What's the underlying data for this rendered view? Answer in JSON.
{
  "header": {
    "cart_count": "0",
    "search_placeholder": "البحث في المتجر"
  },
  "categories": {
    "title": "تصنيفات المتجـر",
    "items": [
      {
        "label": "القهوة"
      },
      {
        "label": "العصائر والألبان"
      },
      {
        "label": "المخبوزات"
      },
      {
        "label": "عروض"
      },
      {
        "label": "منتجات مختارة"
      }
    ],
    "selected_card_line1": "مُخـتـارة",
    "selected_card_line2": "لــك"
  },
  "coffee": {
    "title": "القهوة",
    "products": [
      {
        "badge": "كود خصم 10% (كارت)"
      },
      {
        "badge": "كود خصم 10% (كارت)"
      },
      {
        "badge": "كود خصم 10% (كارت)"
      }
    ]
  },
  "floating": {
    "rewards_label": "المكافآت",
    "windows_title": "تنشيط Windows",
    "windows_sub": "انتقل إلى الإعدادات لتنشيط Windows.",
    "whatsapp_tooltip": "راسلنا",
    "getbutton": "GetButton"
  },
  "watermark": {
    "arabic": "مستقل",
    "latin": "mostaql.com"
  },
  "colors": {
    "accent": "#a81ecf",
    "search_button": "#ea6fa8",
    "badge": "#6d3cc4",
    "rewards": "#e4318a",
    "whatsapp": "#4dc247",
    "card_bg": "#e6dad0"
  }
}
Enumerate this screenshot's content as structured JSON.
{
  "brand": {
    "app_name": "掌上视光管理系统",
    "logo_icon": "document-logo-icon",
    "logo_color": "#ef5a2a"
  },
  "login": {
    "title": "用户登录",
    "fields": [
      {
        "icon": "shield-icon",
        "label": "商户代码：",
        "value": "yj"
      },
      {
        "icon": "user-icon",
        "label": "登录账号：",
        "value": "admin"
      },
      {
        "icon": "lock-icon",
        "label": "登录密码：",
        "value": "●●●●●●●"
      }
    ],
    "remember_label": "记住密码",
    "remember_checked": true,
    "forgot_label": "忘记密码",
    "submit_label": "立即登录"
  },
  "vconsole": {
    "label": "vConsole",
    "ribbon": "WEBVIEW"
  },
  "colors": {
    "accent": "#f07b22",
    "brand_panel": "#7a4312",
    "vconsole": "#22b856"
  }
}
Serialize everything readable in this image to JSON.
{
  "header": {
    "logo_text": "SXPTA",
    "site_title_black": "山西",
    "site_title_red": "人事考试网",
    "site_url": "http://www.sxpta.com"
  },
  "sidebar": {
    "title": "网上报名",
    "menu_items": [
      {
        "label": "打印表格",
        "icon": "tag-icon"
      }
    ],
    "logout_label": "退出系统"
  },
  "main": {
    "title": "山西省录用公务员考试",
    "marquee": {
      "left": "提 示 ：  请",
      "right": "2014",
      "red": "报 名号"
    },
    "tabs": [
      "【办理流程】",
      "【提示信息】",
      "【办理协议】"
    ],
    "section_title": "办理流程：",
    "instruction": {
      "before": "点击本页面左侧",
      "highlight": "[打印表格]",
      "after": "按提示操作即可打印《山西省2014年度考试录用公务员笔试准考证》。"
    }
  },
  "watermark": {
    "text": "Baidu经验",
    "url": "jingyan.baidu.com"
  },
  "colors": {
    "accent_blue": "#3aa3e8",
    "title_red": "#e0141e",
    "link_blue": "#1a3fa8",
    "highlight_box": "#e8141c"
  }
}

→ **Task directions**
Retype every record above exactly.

→ **Solution to this task**
What's the underlying data for this rendered view? Answer in JSON.
{
  "header": {
    "cart_count": "0",
    "search_placeholder": "البحث في المتجر"
  },
  "categories": {
    "title": "تصنيفات المتجـر",
    "items": [
      {
        "label": "القهوة"
      },
      {
        "label": "العصائر والألبان"
      },
      {
        "label": "المخبوزات"
      },
      {
        "label": "عروض"
      },
      {
        "label": "منتجات مختارة"
      }
    ],
    "selected_card_line1": "مُخـتـارة",
    "selected_card_line2": "لــك"
  },
  "coffee": {
    "title": "القهوة",
    "products": [
      {
        "badge": "كود خصم 10% (كارت)"
      },
      {
        "badge": "كود خصم 10% (كارت)"
      },
      {
        "badge": "كود خصم 10% (كارت)"
      }
    ]
  },
  "floating": {
    "rewards_label": "المكافآت",
    "windows_title": "تنشيط Windows",
    "windows_sub": "انتقل إلى الإعدادات لتنشيط Windows.",
    "whatsapp_tooltip": "راسلنا",
    "getbutton": "GetButton"
  },
  "watermark": {
    "arabic": "مستقل",
    "latin": "mostaql.com"
  },
  "colors": {
    "accent": "#a81ecf",
    "search_button": "#ea6fa8",
    "badge": "#6d3cc4",
    "rewards": "#e4318a",
    "whatsapp": "#4dc247",
    "card_bg": "#e6dad0"
  }
}
Enumerate this screenshot's content as structured JSON.
{
  "brand": {
    "app_name": "掌上视光管理系统",
    "logo_icon": "document-logo-icon",
    "logo_color": "#ef5a2a"
  },
  "login": {
    "title": "用户登录",
    "fields": [
      {
        "icon": "shield-icon",
        "label": "商户代码：",
        "value": "yj"
      },
      {
        "icon": "user-icon",
        "label": "登录账号：",
        "value": "admin"
      },
      {
        "icon": "lock-icon",
        "label": "登录密码：",
        "value": "●●●●●●●"
      }
    ],
    "remember_label": "记住密码",
    "remember_checked": true,
    "forgot_label": "忘记密码",
    "submit_label": "立即登录"
  },
  "vconsole": {
    "label": "vConsole",
    "ribbon": "WEBVIEW"
  },
  "colors": {
    "accent": "#f07b22",
    "brand_panel": "#7a4312",
    "vconsole": "#22b856"
  }
}
Serialize everything readable in this image to JSON.
{
  "header": {
    "logo_text": "SXPTA",
    "site_title_black": "山西",
    "site_title_red": "人事考试网",
    "site_url": "http://www.sxpta.com"
  },
  "sidebar": {
    "title": "网上报名",
    "menu_items": [
      {
        "label": "打印表格",
        "icon": "tag-icon"
      }
    ],
    "logout_label": "退出系统"
  },
  "main": {
    "title": "山西省录用公务员考试",
    "marquee": {
      "left": "提 示 ：  请",
      "right": "2014",
      "red": "报 名号"
    },
    "tabs": [
      "【办理流程】",
      "【提示信息】",
      "【办理协议】"
    ],
    "section_title": "办理流程：",
    "instruction": {
      "before": "点击本页面左侧",
      "highlight": "[打印表格]",
      "after": "按提示操作即可打印《山西省2014年度考试录用公务员笔试准考证》。"
    }
  },
  "watermark": {
    "text": "Baidu经验",
    "url": "jingyan.baidu.com"
  },
  "colors": {
    "accent_blue": "#3aa3e8",
    "title_red": "#e0141e",
    "link_blue": "#1a3fa8",
    "highlight_box": "#e8141c"
  }
}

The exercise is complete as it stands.